It was an uninspiring lump. You could hardly make out the diamonds, because the yarn was too textured and dark.

So I tried making alternate stocking stitch squares. The blob above is the result. No improvement.

Next I found a normal entrelac scarf pattern and tried that. I like the front side:

But I hate the back:

Deep down I really want my scarves to be reversable. That meant entrelac was out. Thinking hard, I remembered there was an intriguing pattern on knitty.com called the Lizard Ridge blanket. It wouldn’t look too bad as a scarf, and it seemed to have a garter ridge between the wavy lines. Not perfectly reversible, but I imagined it wouldn’t look too bad on the back.

Turn out I was wrong about the garter ridge. There isn’t one. It just looks like there is one in photos because of the way the colours contrast. And you really need two shades of Noro to get the best effect.

So now what? Well, I lay awake last night running ideas through my mind. Short row wavy twists? Mitre square inspired labyrinthine patterns? A freeform multi-directional scarf?

Suddenly Michelle’s post about the therapeudic effects of good old garter stitch sounds like great advice.

Working It Out As I Go

Ah, that blue tweedy 12ply yarn. I’ve looked through all my pattern books and magazines. I’ve compared gauges and yarn quantities. I’ve swatched. Nothing offered itself as the right pattern for this yarn.

The yarn looked perfect for this…


Sunrise Circle Jacket

… except it was the wrong weight. The swatch confirmed it.

But then I found these buttons:

And they looked so great with the swatch I knew it was worth the effort to convert the pattern. So lots of maths followed. And after a lot of poking at my calculator and nutting things out, I realised something incredibly simple: an angle doesn’t change when a thicker or thinner yarn is used.
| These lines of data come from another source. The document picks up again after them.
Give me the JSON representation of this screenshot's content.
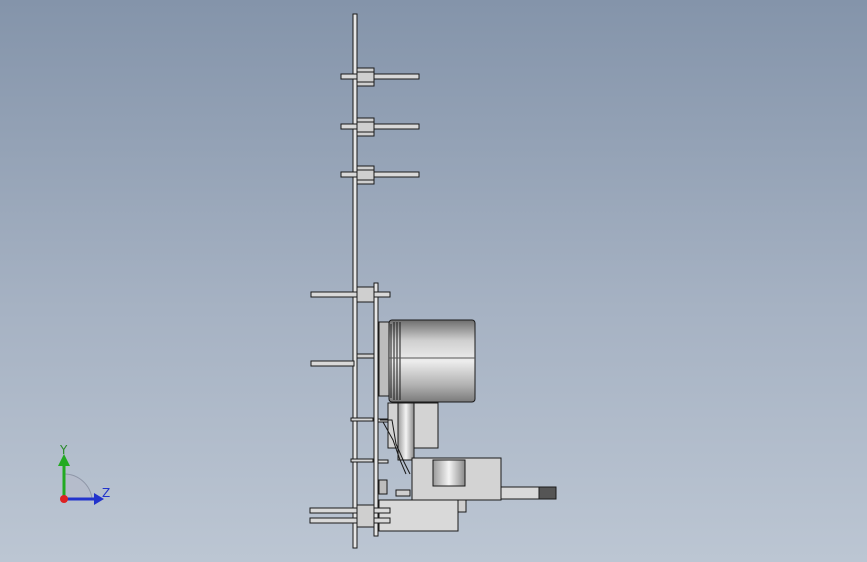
{
  "view": {
    "background_top": "#8494aa",
    "background_bottom": "#bcc6d3"
  },
  "model": {
    "part_fill": "#d9d9d9",
    "part_shade": "#bdbdbd",
    "outline": "#1a1a1a",
    "capacitor_fill": "#a7a7a7",
    "capacitor_highlight": "#eaeaea"
  },
  "triad": {
    "y_label": "Y",
    "z_label": "Z",
    "y_color": "#22aa22",
    "z_color": "#2233cc",
    "x_color": "#dd2222",
    "origin_icon": "origin-dot-icon"
  }
}
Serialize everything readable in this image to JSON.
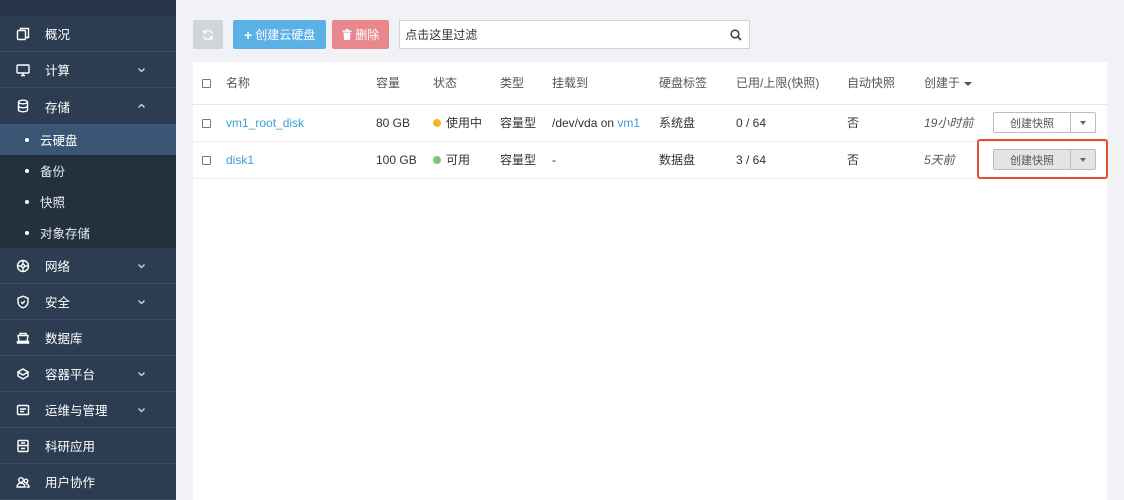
{
  "sidebar": {
    "items": [
      {
        "label": "概况",
        "icon": "overview-icon",
        "chevron": ""
      },
      {
        "label": "计算",
        "icon": "monitor-icon",
        "chevron": "down"
      },
      {
        "label": "存储",
        "icon": "storage-icon",
        "chevron": "up"
      },
      {
        "label": "网络",
        "icon": "network-icon",
        "chevron": "down"
      },
      {
        "label": "安全",
        "icon": "shield-icon",
        "chevron": "down"
      },
      {
        "label": "数据库",
        "icon": "database-icon",
        "chevron": ""
      },
      {
        "label": "容器平台",
        "icon": "container-icon",
        "chevron": "down"
      },
      {
        "label": "运维与管理",
        "icon": "ops-icon",
        "chevron": "down"
      },
      {
        "label": "科研应用",
        "icon": "research-icon",
        "chevron": ""
      },
      {
        "label": "用户协作",
        "icon": "users-icon",
        "chevron": ""
      }
    ],
    "storage_sub": [
      "云硬盘",
      "备份",
      "快照",
      "对象存储"
    ],
    "active_sub": "云硬盘"
  },
  "toolbar": {
    "create_label": "创建云硬盘",
    "delete_label": "删除",
    "search_placeholder": "点击这里过滤"
  },
  "table": {
    "columns": [
      "名称",
      "容量",
      "状态",
      "类型",
      "挂载到",
      "硬盘标签",
      "已用/上限(快照)",
      "自动快照",
      "创建于"
    ],
    "rows": [
      {
        "name": "vm1_root_disk",
        "capacity": "80 GB",
        "status": "使用中",
        "status_color": "#f0b52a",
        "type": "容量型",
        "mount_prefix": "/dev/vda on ",
        "mount_link": "vm1",
        "tag": "系统盘",
        "used": "0 / 64",
        "auto_snapshot": "否",
        "created": "19小时前",
        "action": "创建快照"
      },
      {
        "name": "disk1",
        "capacity": "100 GB",
        "status": "可用",
        "status_color": "#7cc47f",
        "type": "容量型",
        "mount_prefix": "-",
        "mount_link": "",
        "tag": "数据盘",
        "used": "3 / 64",
        "auto_snapshot": "否",
        "created": "5天前",
        "action": "创建快照"
      }
    ]
  },
  "colors": {
    "sidebar_bg": "#2c3d52",
    "active_item": "#3b5674",
    "primary": "#5bb0e6",
    "danger": "#e8888c",
    "link": "#3a9ddb",
    "highlight": "#e5502b"
  }
}
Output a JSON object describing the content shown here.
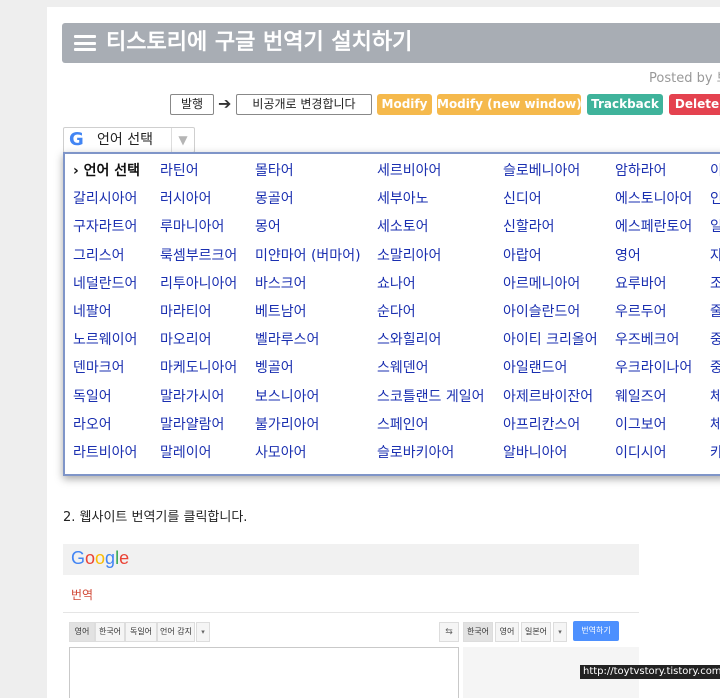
{
  "post": {
    "title": "티스토리에 구글 번역기 설치하기",
    "posted_by": "Posted by 브"
  },
  "toolbar": {
    "publish": "발행",
    "make_private": "비공개로 변경합니다",
    "modify": "Modify",
    "modify_new_window": "Modify (new window)",
    "trackback": "Trackback",
    "delete": "Delete"
  },
  "translate_widget": {
    "select_label": "언어 선택",
    "dropdown_glyph": "▼",
    "columns": [
      [
        "› 언어 선택",
        "갈리시아어",
        "구자라트어",
        "그리스어",
        "네덜란드어",
        "네팔어",
        "노르웨이어",
        "덴마크어",
        "독일어",
        "라오어",
        "라트비아어"
      ],
      [
        "라틴어",
        "러시아어",
        "루마니아어",
        "룩셈부르크어",
        "리투아니아어",
        "마라티어",
        "마오리어",
        "마케도니아어",
        "말라가시어",
        "말라얄람어",
        "말레이어"
      ],
      [
        "몰타어",
        "몽골어",
        "몽어",
        "미얀마어 (버마어)",
        "바스크어",
        "베트남어",
        "벨라루스어",
        "벵골어",
        "보스니아어",
        "불가리아어",
        "사모아어"
      ],
      [
        "세르비아어",
        "세부아노",
        "세소토어",
        "소말리아어",
        "쇼나어",
        "순다어",
        "스와힐리어",
        "스웨덴어",
        "스코틀랜드 게일어",
        "스페인어",
        "슬로바키아어"
      ],
      [
        "슬로베니아어",
        "신디어",
        "신할라어",
        "아랍어",
        "아르메니아어",
        "아이슬란드어",
        "아이티 크리올어",
        "아일랜드어",
        "아제르바이잔어",
        "아프리칸스어",
        "알바니아어"
      ],
      [
        "암하라어",
        "에스토니아어",
        "에스페란토어",
        "영어",
        "요루바어",
        "우르두어",
        "우즈베크어",
        "우크라이나어",
        "웨일즈어",
        "이그보어",
        "이디시어"
      ],
      [
        "이",
        "인",
        "일",
        "자",
        "조",
        "줄",
        "중",
        "중",
        "체",
        "체",
        "카"
      ]
    ]
  },
  "body": {
    "step2": "2. 웹사이트 번역기를 클릭합니다."
  },
  "gt_screenshot": {
    "logo": [
      "G",
      "o",
      "o",
      "g",
      "l",
      "e"
    ],
    "logo_colors": [
      "#4285f4",
      "#ea4335",
      "#fbbc05",
      "#4285f4",
      "#34a853",
      "#ea4335"
    ],
    "subtitle": "번역",
    "src_tabs": [
      "영어",
      "한국어",
      "독일어",
      "언어 감지"
    ],
    "dst_tabs": [
      "한국어",
      "영어",
      "일본어"
    ],
    "translate_button": "번역하기",
    "swap_glyph": "⇆",
    "dd_glyph": "▾"
  },
  "watermark": "http://toytvstory.tistory.com",
  "colors": {
    "title_bar": "#a8adb4",
    "orange_button": "#f5b94c",
    "teal_button": "#3fb39b",
    "red_button": "#e4424f",
    "link": "#1a2fb0",
    "menu_border": "#7f95c8"
  }
}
This pattern is a series of blunt-ended wedges, rectangles, and one curved bit knit from the middle out. For the wedges, all I had to do was calculate from my swatch what the correct number of starting stitches was, then increase (or decrease) by the same ratio the pattern used (say, 2 st every 16 rows) until I reached the correct number of ending stitches, making sure the piece is the right length in cm.

Rectangles are the same, except I knit until I reach the correct length in cm rather than rows. Since most patterns do this anyway, there was no math involved.

To test this theory, I knit up the back:

Which turned out near perfect, except for the waist bit, which turned out a bit short because I accidentally followed the directions for the size smaller than the one I was supposed to be following.

Will I rip it back? No way. I’ll cut it, add a few rows, then graft it back together. Grafting may be the pits, but ripping back several hours work is the Pit of Eternal Stench.

Now, the circular bit. As far as I can see, it should be just as simple. Because it begins at the centre of the ‘circle’ and grows outward, all I have to do is follow the directions and knit until the radius reaches the correct width in cm (and the raglan bit of the sleeve part reduces to nothing, but that’s a little harder for anyone who hasn’t got the pattern on hand to visualise).

Of course, I may end up regretting making bold claims that this pattern conversion is simple and easy. You can all laugh at me if my overconfidence gets me into trouble. But even if it all falls into a stinky mess, I can say I’ve already learned something wonderful, that I wish I’d got around to investigating alot sooner.

I taught myself how to spit-splice yarn. What a revelation!

All these 12ply garments I’ve been knitting, cursing as I knit in ends only to have them work their way out again, and all along I could have been splicing. If I wasn’t so full of joy and amazement I’d be smacking my brow for taking so long to try this one out.